This is also kind of why I blog, too: not just to send letters to my parents (although that too) but to leave an exploration out there, something for both friends and strangers to ruminate about and perhaps share right back. So I published myself because I got impatient! And when you hope that what you have said can kindle something for someone else, find that resonance, then you want the words out there. If poets are given a gift (even minor poets like me!) then it's best to share it, and sometimes you just have to get it out there whether the literary powers-that-be think it's worthwhile or not. One acquaintance reminded me that there is value in following your passion.

So here's someone who said all of this better:

Word Fog

Words, even if they come from
the soul, hide the soul, as fog

rising off the sea covers the sea,
the coast, the fish, the pearls.

It's noble work to build coherent
philosophical discourses, but

they block out the sun of truth.
See God's qualities as an ocean,

this world as foam on the purity
of that. Brush away and look

through the alphabet to essence,
as you do the hair covering your

beloved's eyes. Here's the mystery:
this intricate, astonishing world

is proof of God's presence even as
it covers the beauty. One flake

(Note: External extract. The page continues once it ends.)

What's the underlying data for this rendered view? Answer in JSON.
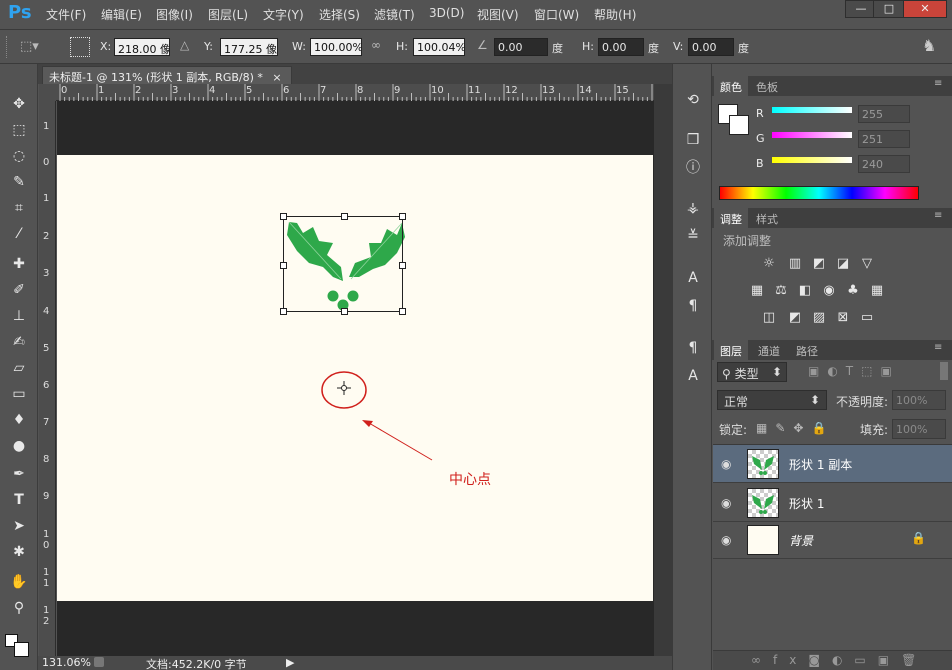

from the wall of a gold mine does
not give much idea what it's like

when the sun shines in and turns
the air and the workers golden.

Rumi